In mid-June of this year, a former theology student (let’s call him Demas) posted the following. Demas had successfully completed his MDiv at a well-known evangelical seminary, and then had served a few years as a fruitful pastor of a growing church in a metropolitan area, while pursuing a PhD in New Testament studies. He was a pretty good student, a steady preacher, and was invariably warm and personable with people. Sadly, he entered into an adulterous relationship and ended up selling real estate. Mercifully, he and his wife held their marriage together. So this is what Demas posted on his blog in June of this year, several years after resigning his pastorate:
Here’s my public contribution during #PrideMonth: Whenever I talk with a conservative Christian or pastor (who [sic] I love and esteem, and whom I believe good things about, and which I used to be) about homosexuality now, whatever I actually end up saying to them—what I’m actually THINKING is, “Look. I’ve done biblical and theological training at a very high level. At least as high if not higher than you (for 99.9% of the population). And I’m telling you: You. don’t. know. for sure.”
You don’t know for sure that your reading of the Bible is right. Or if your hermeneutics are correct. You do not know for sure how interwoven or weighted the divine and human authorship(s?) of the Bible is. You do not know that.
You don’t know 100% for certain which ancient books are actually God Almighty’s eternal Word. Because there were a lot of books. And we rely on these particular books because they’re the ones the Church happened to be using when the Church first put a “Bible” together. Moses did not bring the whole Bible down the mountain from God. We love these books, but we have very thin understandings of how this collection of books came together and why and on who’s [sic] authority. We do not know.
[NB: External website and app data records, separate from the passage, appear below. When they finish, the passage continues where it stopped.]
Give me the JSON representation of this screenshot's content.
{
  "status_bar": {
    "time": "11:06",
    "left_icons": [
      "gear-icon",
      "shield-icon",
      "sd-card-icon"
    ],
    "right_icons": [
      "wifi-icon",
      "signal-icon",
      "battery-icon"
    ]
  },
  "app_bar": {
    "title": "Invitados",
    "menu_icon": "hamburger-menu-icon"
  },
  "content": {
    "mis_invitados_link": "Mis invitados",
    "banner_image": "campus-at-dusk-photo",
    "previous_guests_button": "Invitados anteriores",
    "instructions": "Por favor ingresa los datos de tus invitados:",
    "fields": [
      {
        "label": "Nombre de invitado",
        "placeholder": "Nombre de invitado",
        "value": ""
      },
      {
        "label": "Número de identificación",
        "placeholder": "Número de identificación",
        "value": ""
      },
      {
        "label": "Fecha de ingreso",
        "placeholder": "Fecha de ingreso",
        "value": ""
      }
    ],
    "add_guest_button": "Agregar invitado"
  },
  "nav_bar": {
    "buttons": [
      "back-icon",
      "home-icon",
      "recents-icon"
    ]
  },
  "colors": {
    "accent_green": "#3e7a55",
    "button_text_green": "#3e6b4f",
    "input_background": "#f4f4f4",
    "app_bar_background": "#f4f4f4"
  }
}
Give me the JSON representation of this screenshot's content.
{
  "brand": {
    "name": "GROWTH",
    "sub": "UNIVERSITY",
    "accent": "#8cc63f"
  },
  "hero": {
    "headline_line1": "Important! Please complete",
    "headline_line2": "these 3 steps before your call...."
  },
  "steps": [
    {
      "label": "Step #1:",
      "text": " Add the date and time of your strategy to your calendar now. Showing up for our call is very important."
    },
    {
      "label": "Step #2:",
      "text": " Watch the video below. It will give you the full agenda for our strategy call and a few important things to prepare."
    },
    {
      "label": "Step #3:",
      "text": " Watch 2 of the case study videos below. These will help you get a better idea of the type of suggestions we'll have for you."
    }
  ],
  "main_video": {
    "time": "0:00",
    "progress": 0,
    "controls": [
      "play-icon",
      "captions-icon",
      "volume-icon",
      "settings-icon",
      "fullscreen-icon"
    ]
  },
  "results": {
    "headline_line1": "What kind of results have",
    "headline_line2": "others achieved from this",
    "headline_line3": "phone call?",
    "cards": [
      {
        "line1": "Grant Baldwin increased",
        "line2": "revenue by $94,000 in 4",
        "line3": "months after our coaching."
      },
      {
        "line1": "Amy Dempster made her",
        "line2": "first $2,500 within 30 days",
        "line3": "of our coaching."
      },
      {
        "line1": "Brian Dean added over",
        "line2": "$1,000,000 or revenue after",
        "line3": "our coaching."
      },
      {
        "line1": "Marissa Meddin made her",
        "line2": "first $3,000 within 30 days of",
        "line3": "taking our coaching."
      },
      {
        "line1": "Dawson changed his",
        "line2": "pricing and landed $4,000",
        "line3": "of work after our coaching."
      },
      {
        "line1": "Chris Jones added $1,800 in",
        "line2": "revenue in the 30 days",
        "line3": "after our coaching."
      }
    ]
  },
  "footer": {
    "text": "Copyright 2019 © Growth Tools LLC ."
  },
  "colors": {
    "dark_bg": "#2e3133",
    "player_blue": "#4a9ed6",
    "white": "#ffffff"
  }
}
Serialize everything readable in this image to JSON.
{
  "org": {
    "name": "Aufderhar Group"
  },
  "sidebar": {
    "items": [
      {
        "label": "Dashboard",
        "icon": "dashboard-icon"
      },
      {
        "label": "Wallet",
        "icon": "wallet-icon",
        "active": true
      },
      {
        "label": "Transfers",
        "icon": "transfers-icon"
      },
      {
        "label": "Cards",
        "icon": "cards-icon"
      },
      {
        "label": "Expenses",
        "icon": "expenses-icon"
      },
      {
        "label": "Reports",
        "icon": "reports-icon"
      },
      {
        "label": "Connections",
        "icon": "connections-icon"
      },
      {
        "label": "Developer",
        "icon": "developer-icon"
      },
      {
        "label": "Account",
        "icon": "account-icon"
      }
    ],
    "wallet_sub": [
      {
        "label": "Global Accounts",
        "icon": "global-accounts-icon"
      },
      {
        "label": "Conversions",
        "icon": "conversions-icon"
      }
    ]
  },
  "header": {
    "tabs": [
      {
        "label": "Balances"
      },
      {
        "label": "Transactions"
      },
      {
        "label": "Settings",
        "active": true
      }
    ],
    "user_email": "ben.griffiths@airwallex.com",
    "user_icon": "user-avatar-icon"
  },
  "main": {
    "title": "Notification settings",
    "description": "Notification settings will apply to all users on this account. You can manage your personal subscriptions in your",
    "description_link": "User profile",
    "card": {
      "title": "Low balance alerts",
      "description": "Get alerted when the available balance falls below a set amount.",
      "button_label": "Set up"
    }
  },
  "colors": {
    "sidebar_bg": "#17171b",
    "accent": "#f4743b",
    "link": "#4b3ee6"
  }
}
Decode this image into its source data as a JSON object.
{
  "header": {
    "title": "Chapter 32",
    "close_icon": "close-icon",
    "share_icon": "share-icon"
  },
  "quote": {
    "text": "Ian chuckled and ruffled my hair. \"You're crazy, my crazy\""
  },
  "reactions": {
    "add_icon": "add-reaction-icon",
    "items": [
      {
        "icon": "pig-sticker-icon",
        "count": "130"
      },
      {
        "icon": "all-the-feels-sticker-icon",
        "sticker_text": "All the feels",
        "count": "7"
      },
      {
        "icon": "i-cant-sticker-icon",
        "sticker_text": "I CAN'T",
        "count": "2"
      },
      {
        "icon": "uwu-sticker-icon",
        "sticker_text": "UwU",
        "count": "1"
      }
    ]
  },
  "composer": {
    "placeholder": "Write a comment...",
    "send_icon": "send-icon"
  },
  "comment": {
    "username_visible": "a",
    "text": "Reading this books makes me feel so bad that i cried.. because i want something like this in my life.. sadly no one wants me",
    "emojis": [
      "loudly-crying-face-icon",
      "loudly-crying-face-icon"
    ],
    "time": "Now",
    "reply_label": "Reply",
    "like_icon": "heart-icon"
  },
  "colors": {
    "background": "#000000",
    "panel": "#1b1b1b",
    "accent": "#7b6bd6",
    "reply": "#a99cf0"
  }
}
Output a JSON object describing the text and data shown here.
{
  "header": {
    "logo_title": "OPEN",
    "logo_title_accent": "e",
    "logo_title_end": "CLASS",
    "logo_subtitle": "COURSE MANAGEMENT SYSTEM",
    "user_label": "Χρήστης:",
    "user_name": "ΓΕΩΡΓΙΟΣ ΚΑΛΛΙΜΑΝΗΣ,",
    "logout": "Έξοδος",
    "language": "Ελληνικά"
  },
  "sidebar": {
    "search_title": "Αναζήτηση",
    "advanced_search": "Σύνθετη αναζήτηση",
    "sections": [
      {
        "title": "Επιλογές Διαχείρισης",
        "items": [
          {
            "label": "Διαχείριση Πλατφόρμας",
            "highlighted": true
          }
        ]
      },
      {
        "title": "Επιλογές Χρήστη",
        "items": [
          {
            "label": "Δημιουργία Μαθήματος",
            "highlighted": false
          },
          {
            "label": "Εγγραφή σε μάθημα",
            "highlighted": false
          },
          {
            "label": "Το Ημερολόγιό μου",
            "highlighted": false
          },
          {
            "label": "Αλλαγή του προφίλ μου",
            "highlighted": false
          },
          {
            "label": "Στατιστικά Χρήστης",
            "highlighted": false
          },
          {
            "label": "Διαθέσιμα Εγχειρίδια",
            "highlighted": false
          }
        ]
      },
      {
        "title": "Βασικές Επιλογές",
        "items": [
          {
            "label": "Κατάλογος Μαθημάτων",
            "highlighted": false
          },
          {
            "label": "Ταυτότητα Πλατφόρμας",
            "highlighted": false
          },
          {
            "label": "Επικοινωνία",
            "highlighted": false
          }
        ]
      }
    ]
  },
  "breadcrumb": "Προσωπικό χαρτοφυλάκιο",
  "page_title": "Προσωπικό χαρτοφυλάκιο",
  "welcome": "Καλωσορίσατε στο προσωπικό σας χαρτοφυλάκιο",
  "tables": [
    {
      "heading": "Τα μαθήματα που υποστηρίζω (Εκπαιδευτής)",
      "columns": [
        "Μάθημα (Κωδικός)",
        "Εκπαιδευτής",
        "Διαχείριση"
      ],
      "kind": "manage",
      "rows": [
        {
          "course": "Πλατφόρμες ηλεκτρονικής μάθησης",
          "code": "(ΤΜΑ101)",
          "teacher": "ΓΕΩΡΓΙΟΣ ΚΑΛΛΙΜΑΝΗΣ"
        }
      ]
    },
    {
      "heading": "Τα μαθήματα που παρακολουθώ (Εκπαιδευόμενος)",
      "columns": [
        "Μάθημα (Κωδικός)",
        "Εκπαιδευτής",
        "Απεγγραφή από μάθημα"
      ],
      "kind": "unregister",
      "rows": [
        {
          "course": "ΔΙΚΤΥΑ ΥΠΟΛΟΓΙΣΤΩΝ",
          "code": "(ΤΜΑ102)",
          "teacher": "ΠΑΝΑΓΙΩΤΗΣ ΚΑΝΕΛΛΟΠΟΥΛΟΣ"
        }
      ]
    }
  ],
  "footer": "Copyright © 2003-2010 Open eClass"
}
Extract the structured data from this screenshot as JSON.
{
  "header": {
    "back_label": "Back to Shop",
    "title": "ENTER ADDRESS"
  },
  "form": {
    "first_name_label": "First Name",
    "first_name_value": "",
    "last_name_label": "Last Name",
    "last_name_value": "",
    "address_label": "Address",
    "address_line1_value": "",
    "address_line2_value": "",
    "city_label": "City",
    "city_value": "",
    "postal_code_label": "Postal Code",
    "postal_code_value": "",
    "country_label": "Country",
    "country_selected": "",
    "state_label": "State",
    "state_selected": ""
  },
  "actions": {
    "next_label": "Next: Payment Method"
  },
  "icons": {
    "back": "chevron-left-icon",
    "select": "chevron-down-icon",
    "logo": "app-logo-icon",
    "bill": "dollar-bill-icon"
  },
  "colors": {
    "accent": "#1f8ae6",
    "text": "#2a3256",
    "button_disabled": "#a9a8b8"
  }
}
We don’t know for absolutely certain how God wanted us to use these books. How he wanted them applied to the 21st century western world.
We do not know for certain. We cannot know for certain.